What's the relationship between the gut microbiome and the endocannabinoid system?

The endocannabinoid system (ECS) has been associated with a number of vital functions in the body as well. It helps regulate mood, emotions, appetite, and our responses to pain and stress, among other things. The ECS encompasses all cannabinoids that naturally form in the body, known as endocannabinoids or cannabinoid receptors and enzymes; they are found all over the body, including the gut. 

Research has found that the endocannabinoid system plays a significant function in maintaining a healthy gut microbiome. Endocannabinoid receptors in the abdominal area regulate various biological processes, such as how food moves through the intestines as well as immunological and inflammatory responses.

The same receptors also help pass information to the brain about any changes that happen in the intestines, and that is something that often results in a neurological reaction. For example, the gut microbiome is out of balance, the info travels throughout the brain-gut axis mediated by the ECS system and there is a sudden change of the mood in the person. It's a complex reaction that started with cannabinoid receptors in the gut. Similarly, a person may feel more cheerful when the gut-to-brain interaction says "all is fine" with the gut. 

cannabis microbiome gut health.

How cannabis affects the gut microbiome?

When cannabinoids enter the body, they interact with all and any cannabinoid receptors, including those present in the gut. There's growing evidence that cannabis can contribute to a healthy gut microbiome, gut-brain communication, and overall gut health.

Cannabis is commonly used to treat pain, cramps, nausea, and vomiting. Both THC and CBD can generate soothing effects on the gut, however, when used medicinally to treat specific conditions, a doctor's consultation is more than recommended. In part, because a specific diagnosis may require a particular quantity and/or combination of cannabinoids. More severe health conditions may also require a broader scope of medicines, and sometimes cannabis will not fit the picture because of side effects. 

Nevertheless, some of the research is exciting, to say the least, of how cannabis can help contribute to a healthier gut. Below is a quick sum up:

Cannabis can protect against weight gain

Some research concerns THC, the primary psychedelic cannabinoid extracted from cannabis. When tested on obese mice, THC helped the rodents maintain a healthier gut balance, plus it reduced various symptoms linked with obesity, such as chronic inflammation and gut leak. 

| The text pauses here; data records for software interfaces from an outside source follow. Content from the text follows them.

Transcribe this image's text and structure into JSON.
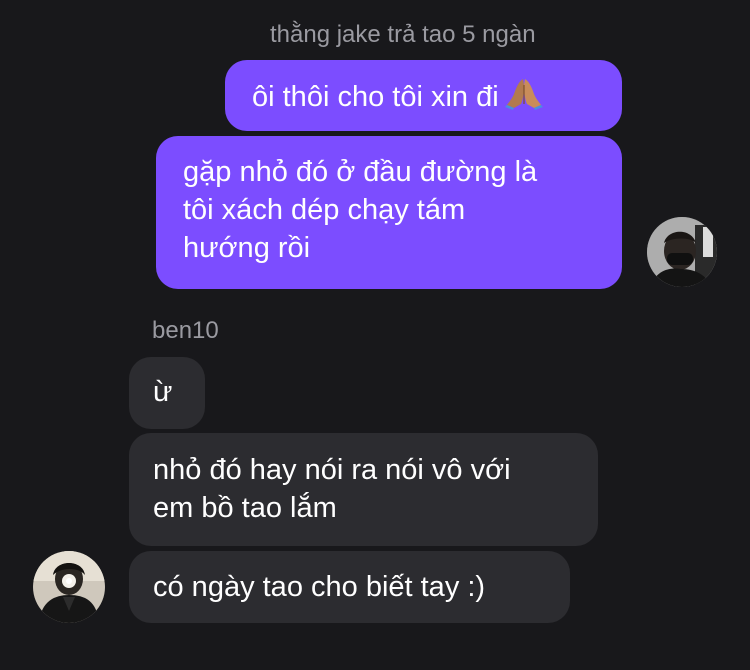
{
  "reply_context": "thằng jake trả tao 5 ngàn",
  "outgoing_messages": [
    {
      "text": "ôi thôi cho tôi xin đi",
      "emoji_icon": "folded-hands-icon"
    },
    {
      "lines": [
        "gặp nhỏ đó ở đầu đường là",
        "tôi xách dép chạy tám",
        "hướng rồi"
      ]
    }
  ],
  "incoming": {
    "sender_name": "ben10",
    "messages": [
      {
        "text": "ừ"
      },
      {
        "lines": [
          "nhỏ đó hay nói ra nói vô với",
          "em bồ tao lắm"
        ]
      },
      {
        "text": "có ngày tao cho biết tay :)"
      }
    ]
  },
  "colors": {
    "background": "#18181b",
    "outgoing_bubble": "#7c4dff",
    "incoming_bubble": "#2c2c30",
    "meta_text": "#9a9aa1"
  }
}
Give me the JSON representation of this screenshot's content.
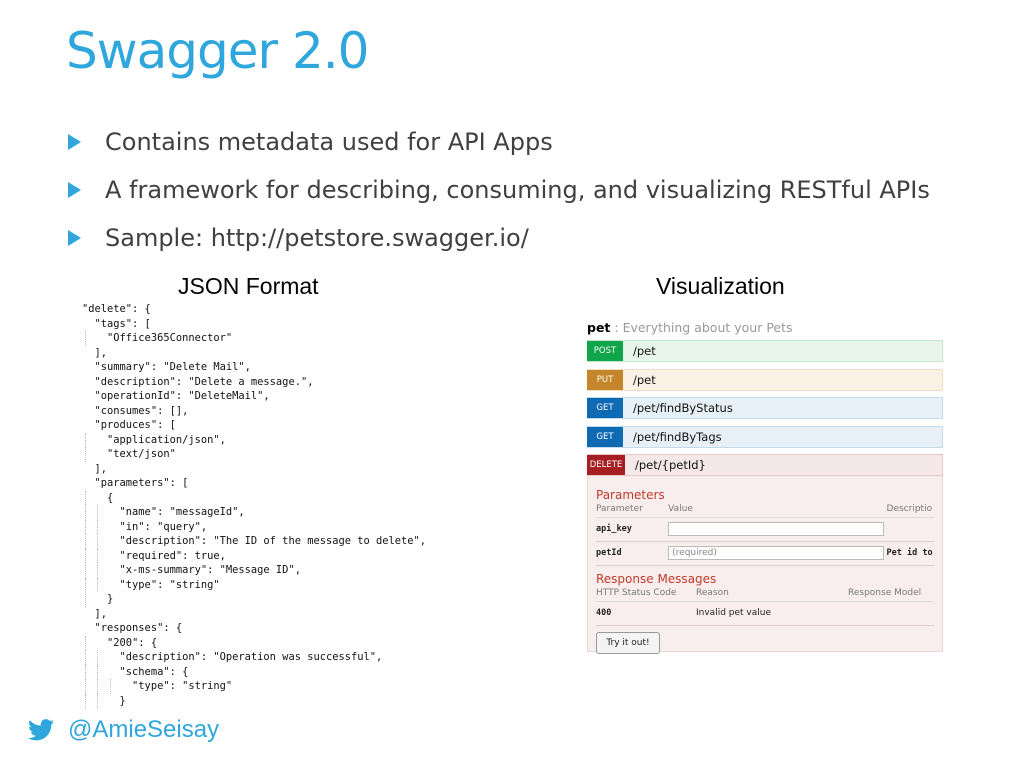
{
  "title": "Swagger 2.0",
  "bullets": [
    "Contains metadata used for API Apps",
    "A framework for describing, consuming, and visualizing RESTful APIs",
    "Sample: http://petstore.swagger.io/"
  ],
  "columns": {
    "json": "JSON Format",
    "visual": "Visualization"
  },
  "code_lines": [
    "\"delete\": {",
    "  \"tags\": [",
    "    \"Office365Connector\"",
    "  ],",
    "  \"summary\": \"Delete Mail\",",
    "  \"description\": \"Delete a message.\",",
    "  \"operationId\": \"DeleteMail\",",
    "  \"consumes\": [],",
    "  \"produces\": [",
    "    \"application/json\",",
    "    \"text/json\"",
    "  ],",
    "  \"parameters\": [",
    "    {",
    "      \"name\": \"messageId\",",
    "      \"in\": \"query\",",
    "      \"description\": \"The ID of the message to delete\",",
    "      \"required\": true,",
    "      \"x-ms-summary\": \"Message ID\",",
    "      \"type\": \"string\"",
    "    }",
    "  ],",
    "  \"responses\": {",
    "    \"200\": {",
    "      \"description\": \"Operation was successful\",",
    "      \"schema\": {",
    "        \"type\": \"string\"",
    "      }"
  ],
  "swagger": {
    "resource": "pet",
    "resource_desc": " : Everything about your Pets",
    "operations": [
      {
        "verb": "POST",
        "path": "/pet",
        "kind": "post"
      },
      {
        "verb": "PUT",
        "path": "/pet",
        "kind": "put"
      },
      {
        "verb": "GET",
        "path": "/pet/findByStatus",
        "kind": "get"
      },
      {
        "verb": "GET",
        "path": "/pet/findByTags",
        "kind": "get"
      },
      {
        "verb": "DELETE",
        "path": "/pet/{petId}",
        "kind": "del"
      }
    ],
    "parameters_title": "Parameters",
    "param_headers": [
      "Parameter",
      "Value",
      "Descriptio"
    ],
    "params": [
      {
        "name": "api_key",
        "value": "",
        "desc": ""
      },
      {
        "name": "petId",
        "value": "(required)",
        "desc": "Pet id to"
      }
    ],
    "responses_title": "Response Messages",
    "response_headers": [
      "HTTP Status Code",
      "Reason",
      "Response Model"
    ],
    "responses": [
      {
        "code": "400",
        "reason": "Invalid pet value"
      }
    ],
    "try_button": "Try it out!"
  },
  "footer": {
    "handle": "@AmieSeisay",
    "icon": "twitter-bird-icon",
    "accent": "#2fa7dc"
  }
}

One other study that involved humans, found that cannabis users had fewer bacteria linked with obesity in their tummies. People who use cannabis in their day in and day out are also less likely to develop obesity, according to some more research. However, THC is known to open up a ferocious appetite, widely known as the munchies. (and you can read here how to deal with munchies if that is something that bothers you every time after you smoke weed). 

While more research is needed to obtain comprehensive insight into how THC affects gut health and appetite, when it comes to weight management, there just might be another minor cannabinoid that may steal the show in the future. THCV has already been billed as the one cannabinoid that can help people lose weight. 

Cannabis may promote healthy gut microbiota. 

More studies on mice have shown THC combined with CBD can induce higher levels of specific short-chain fatty acids found in the large intestine, associated with immune responses and metabolic processes. The same acids contribute to a healthier central nervous system and a more stable brain-gut communication.

Cannabis can reduce inflammation in the gut and brain.

There's more significant evidence on the anti-inflammatory properties of cannabis. Many different strains are beneficial when tackling inflammatory processes in the body. Some of the current research is directed at how minor cannabinoids such as CBN as well as terpenes such as beta-caryophyllene may affect both brain and gut health.

There's much more to discover about how cannabis and the gut microbiome interact. But one thing is obvious. There's a complex interaction in place, and there's certainly a space for medical practice to advance further and come up with more precise information that can help people better maintain their gut health. 

Stephen Andrews